### [WHAT YOU SHOULD DO]
The answer must be a single number: how many lines below contain "this".

______________________________

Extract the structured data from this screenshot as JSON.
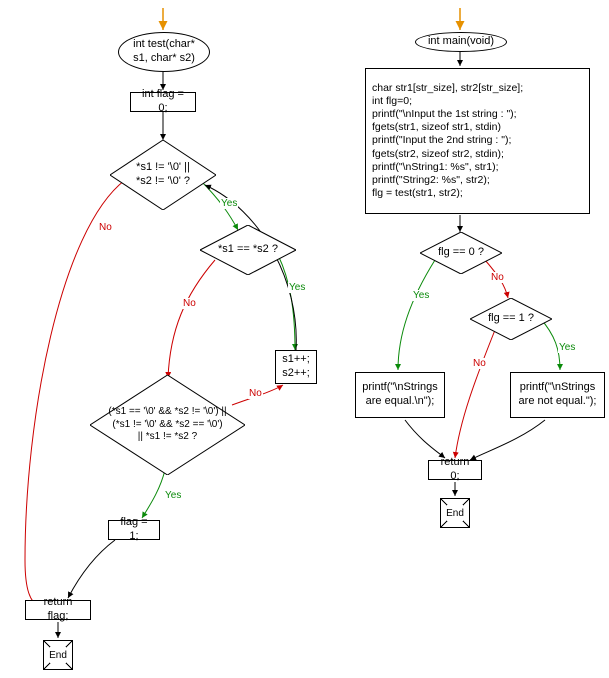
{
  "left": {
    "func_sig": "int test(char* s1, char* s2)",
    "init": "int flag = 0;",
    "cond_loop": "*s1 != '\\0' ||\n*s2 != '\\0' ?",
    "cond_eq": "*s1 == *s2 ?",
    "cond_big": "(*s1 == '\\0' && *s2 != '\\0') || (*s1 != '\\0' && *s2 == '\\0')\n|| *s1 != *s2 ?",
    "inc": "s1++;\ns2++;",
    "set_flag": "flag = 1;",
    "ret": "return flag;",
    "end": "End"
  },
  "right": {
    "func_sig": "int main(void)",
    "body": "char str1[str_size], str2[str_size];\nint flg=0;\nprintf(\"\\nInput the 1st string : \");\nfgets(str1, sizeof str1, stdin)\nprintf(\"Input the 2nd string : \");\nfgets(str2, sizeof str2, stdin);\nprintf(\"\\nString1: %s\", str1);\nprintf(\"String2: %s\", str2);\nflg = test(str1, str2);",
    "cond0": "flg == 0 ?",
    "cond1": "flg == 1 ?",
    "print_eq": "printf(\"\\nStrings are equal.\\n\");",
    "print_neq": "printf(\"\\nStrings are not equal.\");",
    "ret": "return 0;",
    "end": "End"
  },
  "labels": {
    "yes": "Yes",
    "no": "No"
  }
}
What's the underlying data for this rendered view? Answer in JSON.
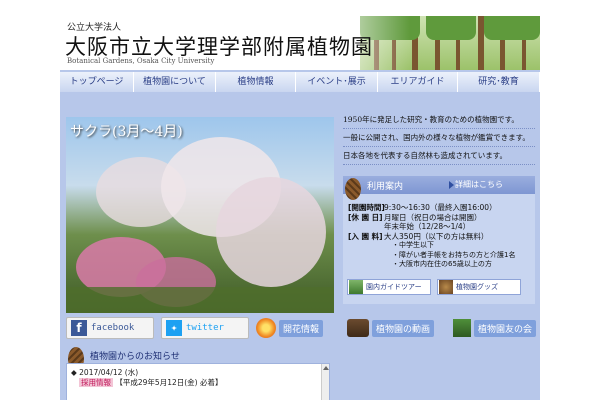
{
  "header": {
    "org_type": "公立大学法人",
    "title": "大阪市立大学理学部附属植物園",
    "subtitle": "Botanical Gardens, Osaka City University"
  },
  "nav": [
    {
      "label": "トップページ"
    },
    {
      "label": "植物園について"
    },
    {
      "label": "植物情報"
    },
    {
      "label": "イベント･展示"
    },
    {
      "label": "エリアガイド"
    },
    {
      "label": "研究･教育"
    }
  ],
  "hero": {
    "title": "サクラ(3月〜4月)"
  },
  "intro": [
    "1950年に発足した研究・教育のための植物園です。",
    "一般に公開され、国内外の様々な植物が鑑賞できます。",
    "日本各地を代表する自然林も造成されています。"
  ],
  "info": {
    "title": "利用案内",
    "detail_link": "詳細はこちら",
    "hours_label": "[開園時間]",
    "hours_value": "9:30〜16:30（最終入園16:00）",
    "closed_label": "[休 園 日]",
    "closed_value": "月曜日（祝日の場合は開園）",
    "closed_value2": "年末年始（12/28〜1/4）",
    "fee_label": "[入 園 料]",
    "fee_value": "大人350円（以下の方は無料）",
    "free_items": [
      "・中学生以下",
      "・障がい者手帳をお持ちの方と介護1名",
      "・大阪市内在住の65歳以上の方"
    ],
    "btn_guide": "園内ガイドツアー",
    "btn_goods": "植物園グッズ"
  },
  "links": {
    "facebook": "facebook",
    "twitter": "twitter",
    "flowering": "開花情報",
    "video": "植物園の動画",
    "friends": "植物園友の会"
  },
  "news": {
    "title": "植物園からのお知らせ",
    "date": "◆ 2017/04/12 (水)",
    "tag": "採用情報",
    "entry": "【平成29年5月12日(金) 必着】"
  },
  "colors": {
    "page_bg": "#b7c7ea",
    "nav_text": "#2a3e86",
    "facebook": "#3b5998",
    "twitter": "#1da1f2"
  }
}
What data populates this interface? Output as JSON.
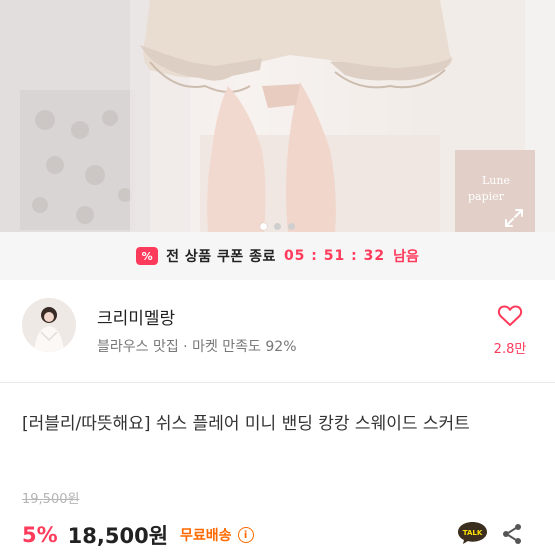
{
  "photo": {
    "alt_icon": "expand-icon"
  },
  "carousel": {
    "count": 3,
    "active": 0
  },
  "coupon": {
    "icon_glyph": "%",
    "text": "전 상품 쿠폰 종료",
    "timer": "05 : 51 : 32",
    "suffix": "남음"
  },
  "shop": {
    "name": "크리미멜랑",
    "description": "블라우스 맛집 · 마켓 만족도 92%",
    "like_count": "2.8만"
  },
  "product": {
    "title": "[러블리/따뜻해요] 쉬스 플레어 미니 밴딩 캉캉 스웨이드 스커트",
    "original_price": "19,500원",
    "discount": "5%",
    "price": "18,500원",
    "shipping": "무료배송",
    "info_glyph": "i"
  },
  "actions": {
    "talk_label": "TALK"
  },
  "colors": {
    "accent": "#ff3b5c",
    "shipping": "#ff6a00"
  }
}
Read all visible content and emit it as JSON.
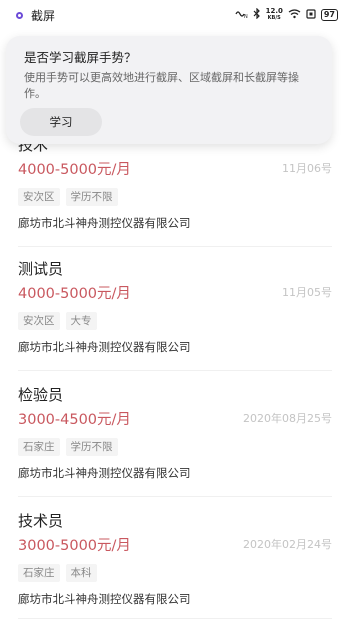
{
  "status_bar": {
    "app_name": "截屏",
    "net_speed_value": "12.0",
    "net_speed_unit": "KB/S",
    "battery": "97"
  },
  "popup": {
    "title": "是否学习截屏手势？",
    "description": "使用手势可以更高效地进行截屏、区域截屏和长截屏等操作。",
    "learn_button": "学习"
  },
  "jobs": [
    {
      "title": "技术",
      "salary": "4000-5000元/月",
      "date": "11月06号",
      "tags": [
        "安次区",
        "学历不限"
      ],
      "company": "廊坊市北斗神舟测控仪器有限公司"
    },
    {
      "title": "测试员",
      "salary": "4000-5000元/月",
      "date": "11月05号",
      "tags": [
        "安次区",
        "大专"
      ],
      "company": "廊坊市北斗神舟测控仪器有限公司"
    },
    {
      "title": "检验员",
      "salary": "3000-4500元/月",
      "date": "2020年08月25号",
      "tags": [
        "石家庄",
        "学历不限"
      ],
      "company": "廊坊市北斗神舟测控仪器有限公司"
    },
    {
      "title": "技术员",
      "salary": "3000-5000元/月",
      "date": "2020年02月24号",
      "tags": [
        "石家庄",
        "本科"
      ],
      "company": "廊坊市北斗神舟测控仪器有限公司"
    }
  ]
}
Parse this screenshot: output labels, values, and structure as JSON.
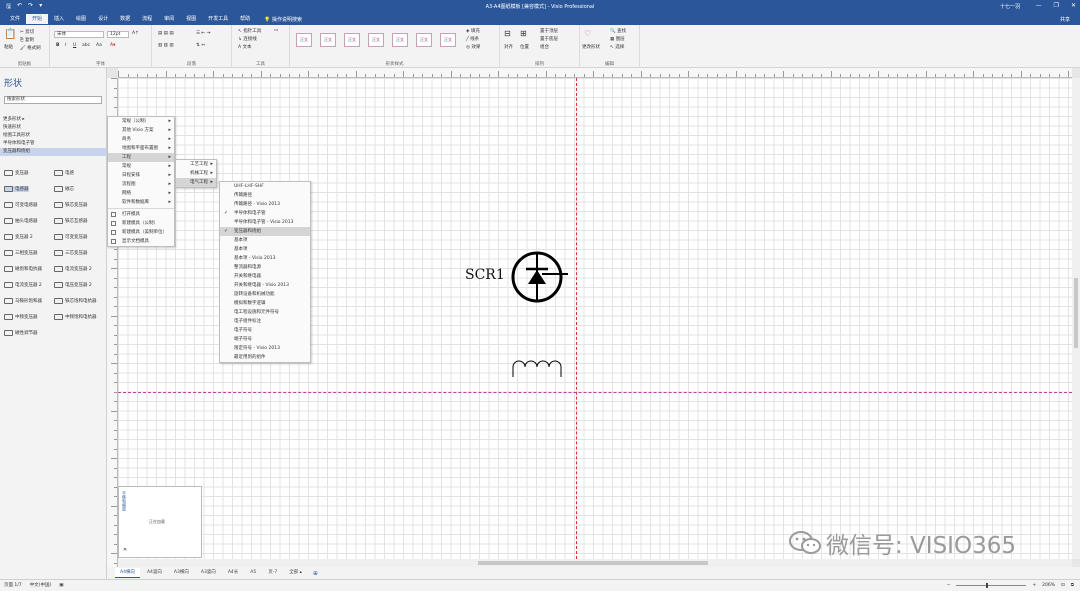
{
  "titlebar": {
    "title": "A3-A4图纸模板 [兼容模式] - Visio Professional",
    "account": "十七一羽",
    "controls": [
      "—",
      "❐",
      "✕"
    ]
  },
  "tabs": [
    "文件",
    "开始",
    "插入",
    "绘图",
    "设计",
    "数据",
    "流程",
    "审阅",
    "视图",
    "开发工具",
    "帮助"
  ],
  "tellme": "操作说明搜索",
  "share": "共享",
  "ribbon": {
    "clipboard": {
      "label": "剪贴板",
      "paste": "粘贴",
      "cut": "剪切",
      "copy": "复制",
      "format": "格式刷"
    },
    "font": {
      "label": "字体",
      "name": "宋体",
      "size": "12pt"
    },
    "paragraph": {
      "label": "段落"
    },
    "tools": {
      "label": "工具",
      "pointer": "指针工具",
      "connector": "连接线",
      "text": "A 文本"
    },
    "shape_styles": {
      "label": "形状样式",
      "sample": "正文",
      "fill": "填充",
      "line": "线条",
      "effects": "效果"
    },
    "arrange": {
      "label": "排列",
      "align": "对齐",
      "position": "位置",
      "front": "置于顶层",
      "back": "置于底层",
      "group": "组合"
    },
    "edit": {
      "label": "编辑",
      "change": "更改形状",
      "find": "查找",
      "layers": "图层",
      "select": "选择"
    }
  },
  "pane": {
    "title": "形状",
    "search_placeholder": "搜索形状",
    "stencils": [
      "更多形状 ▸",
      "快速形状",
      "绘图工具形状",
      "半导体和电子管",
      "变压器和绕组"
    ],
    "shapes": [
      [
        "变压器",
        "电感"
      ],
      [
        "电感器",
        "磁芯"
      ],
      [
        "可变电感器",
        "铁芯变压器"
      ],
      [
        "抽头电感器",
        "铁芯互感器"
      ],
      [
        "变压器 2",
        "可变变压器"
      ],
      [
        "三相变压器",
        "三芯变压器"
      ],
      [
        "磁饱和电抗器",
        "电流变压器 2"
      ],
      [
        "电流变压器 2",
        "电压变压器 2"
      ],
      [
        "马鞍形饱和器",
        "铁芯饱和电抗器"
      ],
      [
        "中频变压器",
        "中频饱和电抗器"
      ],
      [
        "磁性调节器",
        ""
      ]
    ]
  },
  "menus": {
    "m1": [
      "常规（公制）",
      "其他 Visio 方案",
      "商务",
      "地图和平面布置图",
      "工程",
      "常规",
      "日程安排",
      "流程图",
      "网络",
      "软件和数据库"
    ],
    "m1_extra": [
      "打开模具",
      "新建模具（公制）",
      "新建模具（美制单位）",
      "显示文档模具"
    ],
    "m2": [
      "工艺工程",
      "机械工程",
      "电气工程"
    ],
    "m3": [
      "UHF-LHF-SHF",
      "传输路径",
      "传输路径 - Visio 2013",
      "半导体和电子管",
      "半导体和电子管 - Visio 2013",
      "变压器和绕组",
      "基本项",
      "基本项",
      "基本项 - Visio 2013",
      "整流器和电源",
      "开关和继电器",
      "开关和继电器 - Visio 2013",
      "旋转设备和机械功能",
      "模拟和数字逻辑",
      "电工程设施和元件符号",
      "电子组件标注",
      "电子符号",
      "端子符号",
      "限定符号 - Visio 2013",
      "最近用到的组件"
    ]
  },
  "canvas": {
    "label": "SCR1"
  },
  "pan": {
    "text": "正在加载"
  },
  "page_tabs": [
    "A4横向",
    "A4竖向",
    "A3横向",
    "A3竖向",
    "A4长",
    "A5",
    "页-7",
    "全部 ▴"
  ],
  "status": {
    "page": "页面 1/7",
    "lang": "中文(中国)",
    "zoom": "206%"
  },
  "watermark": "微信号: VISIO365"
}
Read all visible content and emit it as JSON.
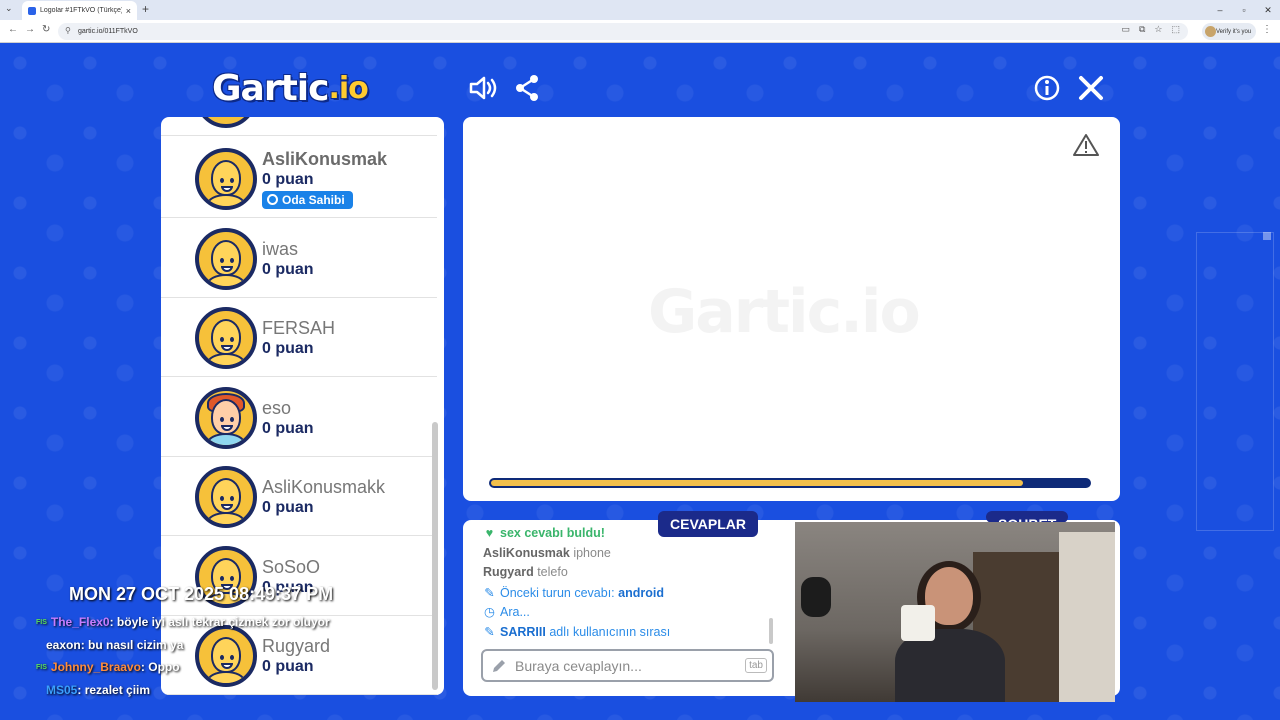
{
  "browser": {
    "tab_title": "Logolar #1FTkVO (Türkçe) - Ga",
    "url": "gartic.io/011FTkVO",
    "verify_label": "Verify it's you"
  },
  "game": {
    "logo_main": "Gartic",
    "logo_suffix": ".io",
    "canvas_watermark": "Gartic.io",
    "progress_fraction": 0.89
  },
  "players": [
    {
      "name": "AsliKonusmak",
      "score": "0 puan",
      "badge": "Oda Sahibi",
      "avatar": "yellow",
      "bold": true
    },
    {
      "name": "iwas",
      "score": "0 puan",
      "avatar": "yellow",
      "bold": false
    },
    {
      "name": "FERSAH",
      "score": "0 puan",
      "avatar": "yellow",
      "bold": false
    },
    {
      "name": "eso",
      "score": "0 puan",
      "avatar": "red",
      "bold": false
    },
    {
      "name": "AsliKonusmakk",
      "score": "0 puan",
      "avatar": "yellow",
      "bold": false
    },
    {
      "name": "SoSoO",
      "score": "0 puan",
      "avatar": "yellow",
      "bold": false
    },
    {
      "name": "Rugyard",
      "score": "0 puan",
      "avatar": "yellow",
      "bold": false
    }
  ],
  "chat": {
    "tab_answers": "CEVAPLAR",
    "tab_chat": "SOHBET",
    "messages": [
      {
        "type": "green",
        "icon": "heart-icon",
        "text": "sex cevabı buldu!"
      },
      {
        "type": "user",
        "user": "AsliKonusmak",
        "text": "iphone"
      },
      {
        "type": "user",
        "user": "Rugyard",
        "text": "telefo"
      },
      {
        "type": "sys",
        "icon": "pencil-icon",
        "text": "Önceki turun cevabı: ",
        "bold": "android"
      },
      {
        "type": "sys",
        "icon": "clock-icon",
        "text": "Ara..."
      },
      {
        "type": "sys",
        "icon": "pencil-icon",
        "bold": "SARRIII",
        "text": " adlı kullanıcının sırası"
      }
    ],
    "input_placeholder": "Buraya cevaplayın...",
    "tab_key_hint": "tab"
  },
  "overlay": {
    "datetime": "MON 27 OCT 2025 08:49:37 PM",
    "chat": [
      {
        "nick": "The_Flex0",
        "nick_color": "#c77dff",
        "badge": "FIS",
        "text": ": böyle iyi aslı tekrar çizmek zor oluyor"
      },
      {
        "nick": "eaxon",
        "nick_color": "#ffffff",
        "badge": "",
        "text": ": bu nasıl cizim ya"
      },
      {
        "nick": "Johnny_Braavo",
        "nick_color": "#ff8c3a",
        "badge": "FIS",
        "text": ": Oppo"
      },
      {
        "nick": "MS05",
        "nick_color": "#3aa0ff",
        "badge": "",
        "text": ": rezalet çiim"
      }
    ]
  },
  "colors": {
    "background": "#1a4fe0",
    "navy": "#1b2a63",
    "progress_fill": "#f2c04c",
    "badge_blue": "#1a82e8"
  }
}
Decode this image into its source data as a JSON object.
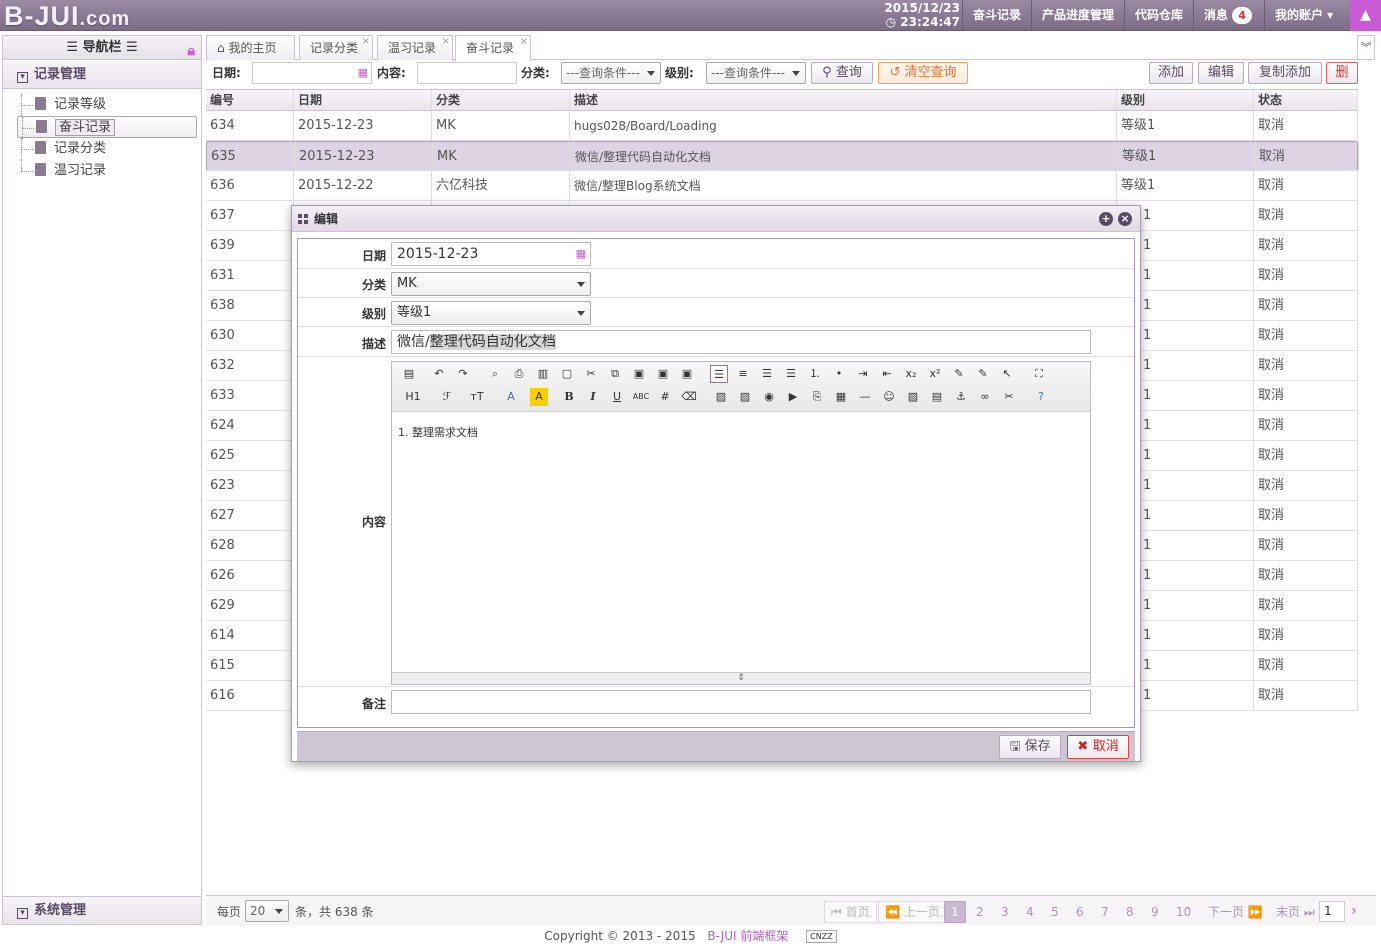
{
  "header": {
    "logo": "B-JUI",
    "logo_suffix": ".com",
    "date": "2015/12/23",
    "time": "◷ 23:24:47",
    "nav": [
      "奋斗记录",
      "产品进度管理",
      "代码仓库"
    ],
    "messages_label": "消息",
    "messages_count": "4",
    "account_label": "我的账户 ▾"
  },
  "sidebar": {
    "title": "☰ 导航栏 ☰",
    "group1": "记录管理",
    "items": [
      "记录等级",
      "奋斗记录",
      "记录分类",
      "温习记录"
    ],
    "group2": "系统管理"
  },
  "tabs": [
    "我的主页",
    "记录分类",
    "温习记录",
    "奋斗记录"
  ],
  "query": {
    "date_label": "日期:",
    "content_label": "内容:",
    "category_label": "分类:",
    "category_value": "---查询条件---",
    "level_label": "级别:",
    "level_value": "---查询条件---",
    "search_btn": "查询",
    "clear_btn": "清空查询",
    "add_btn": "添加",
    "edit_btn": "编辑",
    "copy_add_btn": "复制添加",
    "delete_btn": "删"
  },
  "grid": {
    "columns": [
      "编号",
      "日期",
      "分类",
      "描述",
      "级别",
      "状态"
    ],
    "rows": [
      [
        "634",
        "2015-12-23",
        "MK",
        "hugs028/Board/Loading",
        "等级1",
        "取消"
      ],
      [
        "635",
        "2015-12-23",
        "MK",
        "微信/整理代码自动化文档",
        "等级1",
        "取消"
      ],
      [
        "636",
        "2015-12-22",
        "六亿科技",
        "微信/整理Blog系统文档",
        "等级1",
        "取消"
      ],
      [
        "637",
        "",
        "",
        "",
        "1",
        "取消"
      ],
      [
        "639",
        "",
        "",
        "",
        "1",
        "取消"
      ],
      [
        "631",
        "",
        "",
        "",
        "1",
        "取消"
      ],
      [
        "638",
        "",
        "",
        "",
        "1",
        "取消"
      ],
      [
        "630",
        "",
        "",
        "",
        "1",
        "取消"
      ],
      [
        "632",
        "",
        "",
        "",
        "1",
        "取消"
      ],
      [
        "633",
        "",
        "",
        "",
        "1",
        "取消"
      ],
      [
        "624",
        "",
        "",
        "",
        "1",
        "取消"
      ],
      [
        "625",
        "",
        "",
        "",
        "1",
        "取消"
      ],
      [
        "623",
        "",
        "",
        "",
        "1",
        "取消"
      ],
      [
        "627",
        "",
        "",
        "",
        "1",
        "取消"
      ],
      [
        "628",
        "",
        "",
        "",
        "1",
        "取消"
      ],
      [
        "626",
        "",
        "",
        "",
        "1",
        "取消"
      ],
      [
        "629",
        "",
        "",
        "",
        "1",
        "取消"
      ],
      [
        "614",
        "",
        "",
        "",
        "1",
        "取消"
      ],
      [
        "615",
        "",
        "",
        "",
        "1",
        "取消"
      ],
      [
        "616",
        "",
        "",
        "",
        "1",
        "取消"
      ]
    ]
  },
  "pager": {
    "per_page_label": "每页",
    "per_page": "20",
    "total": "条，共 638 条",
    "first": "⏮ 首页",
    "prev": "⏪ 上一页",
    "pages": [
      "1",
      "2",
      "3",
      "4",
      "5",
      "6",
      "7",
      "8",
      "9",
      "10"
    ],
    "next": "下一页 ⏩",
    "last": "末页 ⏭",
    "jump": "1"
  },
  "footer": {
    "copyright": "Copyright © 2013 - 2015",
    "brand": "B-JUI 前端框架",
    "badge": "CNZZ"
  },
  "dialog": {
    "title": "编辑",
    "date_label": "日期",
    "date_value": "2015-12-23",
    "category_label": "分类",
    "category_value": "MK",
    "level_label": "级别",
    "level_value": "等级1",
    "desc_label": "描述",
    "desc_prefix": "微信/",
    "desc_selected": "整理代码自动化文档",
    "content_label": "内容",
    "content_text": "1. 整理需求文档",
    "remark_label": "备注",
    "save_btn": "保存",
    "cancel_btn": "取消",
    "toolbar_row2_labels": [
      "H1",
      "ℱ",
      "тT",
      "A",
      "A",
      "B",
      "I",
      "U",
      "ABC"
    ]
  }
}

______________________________

### [OUTPUT]
5